Now that the “court” action in the Canadian Islamic Congress v. Maclean’s Magazine is over in British Columbia, there are three things that didn’t happen that I think were mistakes.
I suppose it looks rather silly for this blogger to be suggesting to high-priced and experienced legal counsel (Maclean’s lawyers) that they might have done something differently. After all, my legal status is best painted by former Ontario Premier, Bill Davis, who always puckishly referred to himself as “just a B student at law school”.
However, this law school B student would have asked the head sock puppet on cross-examination why he and his colleagues didn’t do what any other reasonable persons in their position would have done.

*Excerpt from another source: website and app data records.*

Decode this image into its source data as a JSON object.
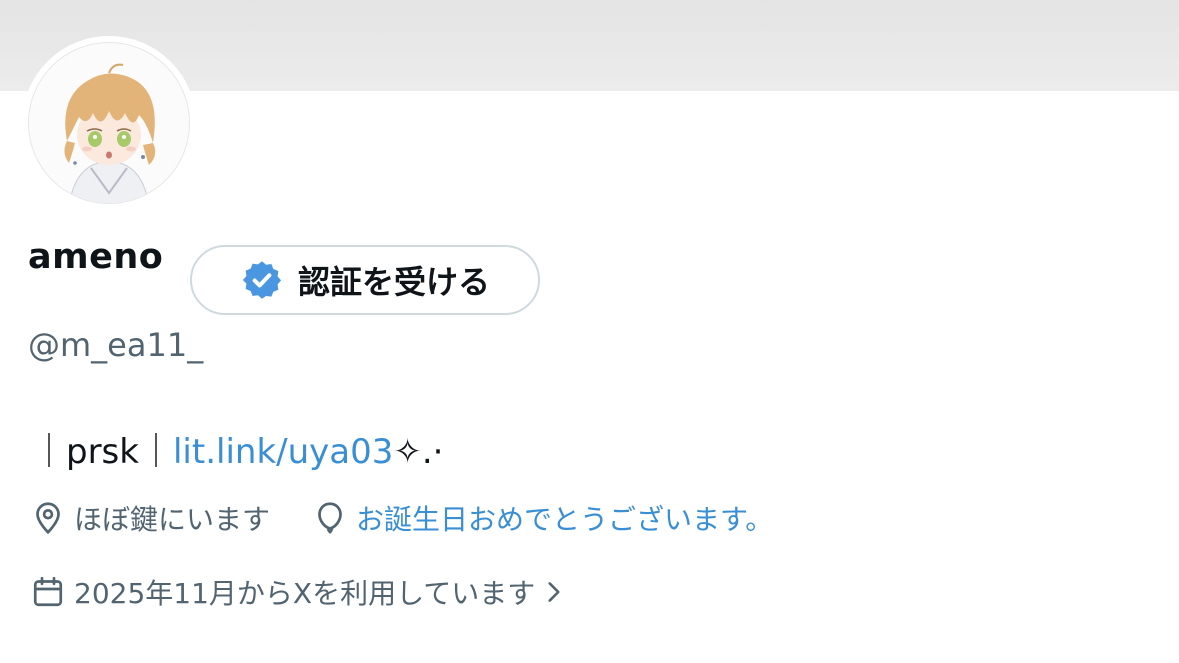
{
  "profile": {
    "display_name": "ameno",
    "handle": "@m_ea11_",
    "verify_button_label": "認証を受ける",
    "bio": {
      "prefix": "｜prsk｜",
      "link": "lit.link/uya03",
      "suffix": "✧.·"
    },
    "location": "ほぼ鍵にいます",
    "birthday_text": "お誕生日おめでとうございます。",
    "joined_text": "2025年11月からXを利用しています"
  },
  "colors": {
    "accent": "#3a8fd4",
    "text": "#0f1419",
    "muted": "#536471",
    "verified_badge": "#4a96e0"
  },
  "icons": {
    "verify": "verified-badge-icon",
    "location": "location-pin-icon",
    "birthday": "balloon-icon",
    "joined": "calendar-icon",
    "chevron": "chevron-right-icon"
  }
}
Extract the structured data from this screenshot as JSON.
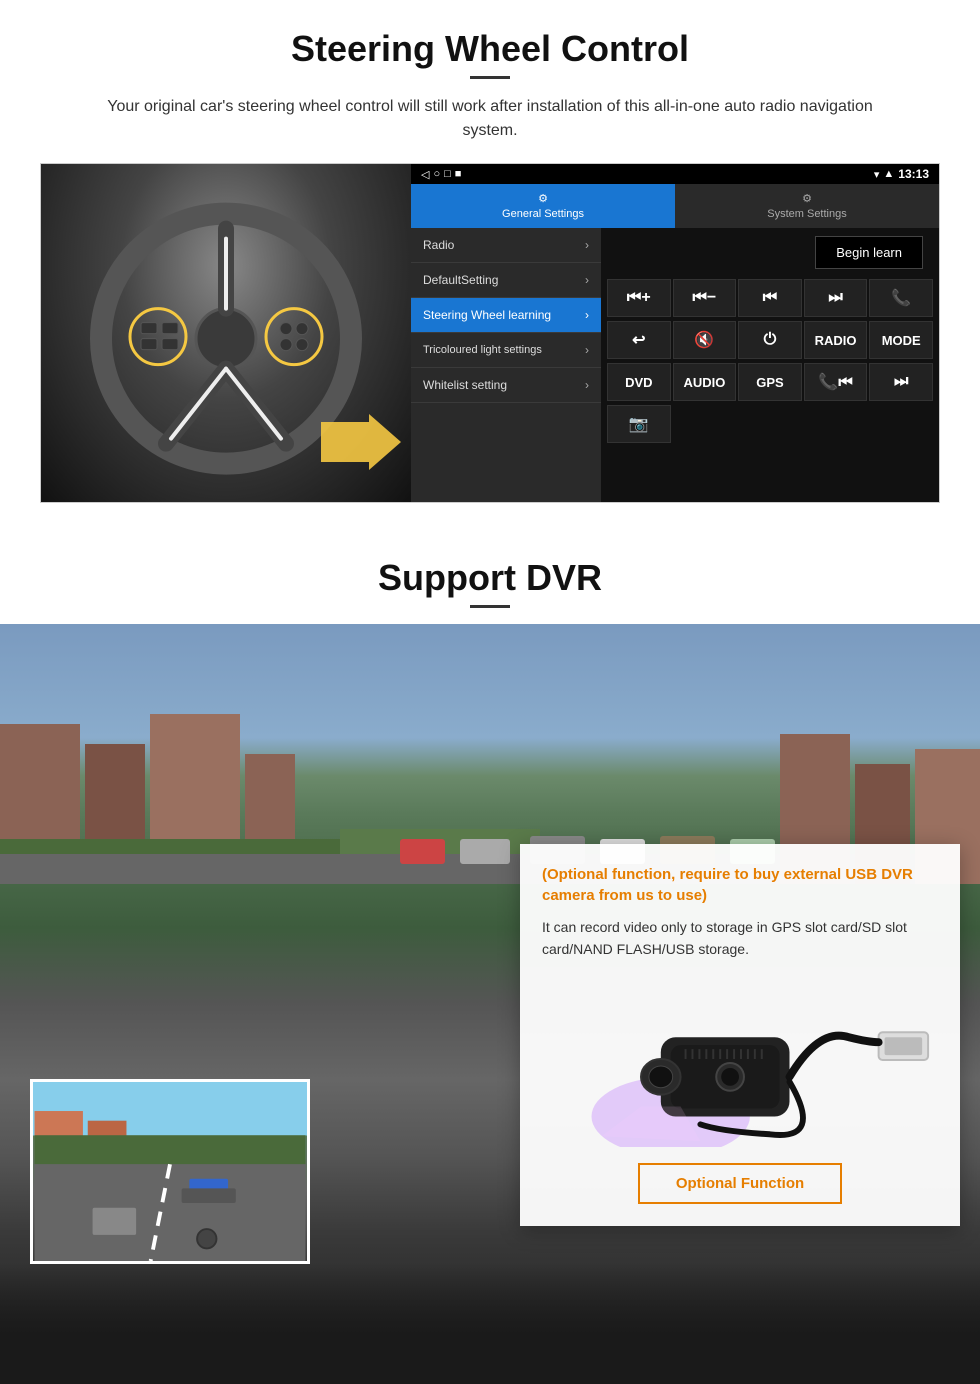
{
  "page": {
    "section1": {
      "title": "Steering Wheel Control",
      "subtitle": "Your original car's steering wheel control will still work after installation of this all-in-one auto radio navigation system.",
      "statusbar": {
        "time": "13:13",
        "icons": "signal wifi battery"
      },
      "navButtons": [
        "◁",
        "○",
        "□",
        "■"
      ],
      "tabs": {
        "general": {
          "label": "General Settings",
          "icon": "⚙"
        },
        "system": {
          "label": "System Settings",
          "icon": "🔧"
        }
      },
      "menuItems": [
        {
          "label": "Radio",
          "active": false
        },
        {
          "label": "DefaultSetting",
          "active": false
        },
        {
          "label": "Steering Wheel learning",
          "active": true
        },
        {
          "label": "Tricoloured light settings",
          "active": false
        },
        {
          "label": "Whitelist setting",
          "active": false
        }
      ],
      "beginLearnButton": "Begin learn",
      "controlButtons": [
        {
          "label": "⏮+",
          "row": 1
        },
        {
          "label": "⏮-",
          "row": 1
        },
        {
          "label": "⏮⏮",
          "row": 1
        },
        {
          "label": "⏭⏭",
          "row": 1
        },
        {
          "label": "📞",
          "row": 1
        },
        {
          "label": "↩",
          "row": 2
        },
        {
          "label": "🔇x",
          "row": 2
        },
        {
          "label": "⏻",
          "row": 2
        },
        {
          "label": "RADIO",
          "row": 2
        },
        {
          "label": "MODE",
          "row": 2
        },
        {
          "label": "DVD",
          "row": 3
        },
        {
          "label": "AUDIO",
          "row": 3
        },
        {
          "label": "GPS",
          "row": 3
        },
        {
          "label": "📞⏮",
          "row": 3
        },
        {
          "label": "⏭",
          "row": 3
        },
        {
          "label": "📷",
          "row": 4
        }
      ]
    },
    "section2": {
      "title": "Support DVR",
      "card": {
        "orangeText": "(Optional function, require to buy external USB DVR camera from us to use)",
        "bodyText": "It can record video only to storage in GPS slot card/SD slot card/NAND FLASH/USB storage.",
        "buttonLabel": "Optional Function"
      }
    }
  }
}
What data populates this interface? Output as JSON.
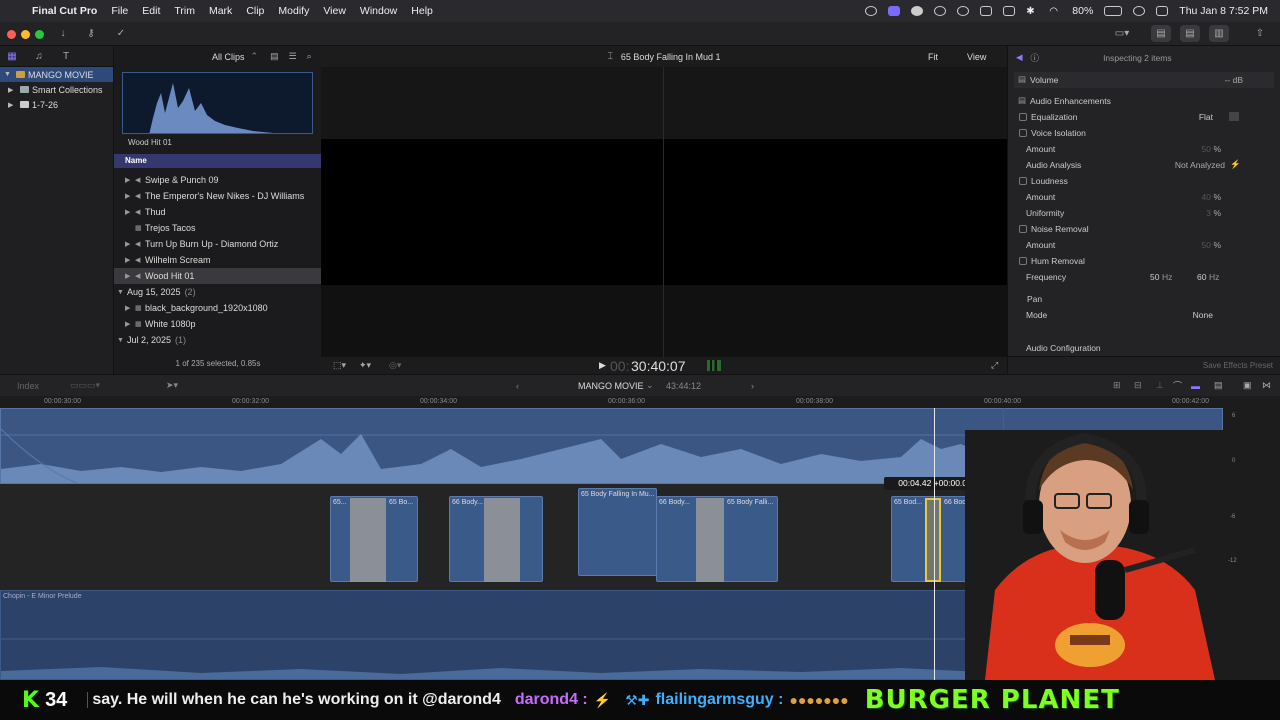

When people are aggrieved at things they see in the media they write letters to the editor or they produce their own op-ed pieces and try to get them published. These whiners ran all over the media complaining that Maclean’s would not submit to their editorial demands. But they never produced the counter-Steyn article and submitted it for publication, either through Maclean’s or through other media outlets.
I think the fact that they didn’t do that goes to the heart of this dispute. It’s possible this course of events was never about getting a counter piece published. It was about forcing the issue into a human rights complaint and obtaining a fatwa. Dr. Elmasry, head of the CIC, is on record as having previously complained that the anti-hate legislation in this country is useless. Such a line of cross-examination might have unearthed that intent.
The second thing I would have done differently is to get down in the muck with the lawyer for the complainants.
Maclean’s chose to go the high road, not offering any evidence of it’s own, simply challenging the admissibility of the complainant’s evidence (about a 50% success rate) and confining itself to cross-examination of witnesses.
Maclean’s should have produced evidence on the importance of the right of free speech and how that is exercised in this country through vigorous debate in a free media. Never assume that “judges” have that understanding – especially when the ones in this case were viewed so negatively by those who are horrified by these proceedings.
Besides, if the real strategy is to get an adverse ruling that one can take to a real court on appeal, it is favourable to the appeal to be able to say that such evidence was presented at the trial court and was inappropriately and mistakenly dismissed by that tribunal.
Thirdly, it would not have hurt to present evidence from the blogosphere in support of free speech and to show that the very fact a human rights commission would even entertain this case is upsetting to many, many people. If the BC HRC had declined to admit irrelevant blogging evidence on behalf of the complainants, then maybe not, but since it did, then fight fire with fire. Don't be so prissy, legally correct and dainty about the fight. If there are no rules then make up your own.
The choice was to attorn to the jurisdiction or not. Once you accept the challenge in that forum, then go all the way and play the game the way it is intended to be played. You are either in the fray or you are not, but you are never above it.
Finally, Canada owes a debt of gratitude to Dr. Elmasry and the CIC for turning over this human rights rock and exposing the bugs hiding in the shadows, nooks, crannies and crevices to the sunlight of international exposure and the court of public opinion.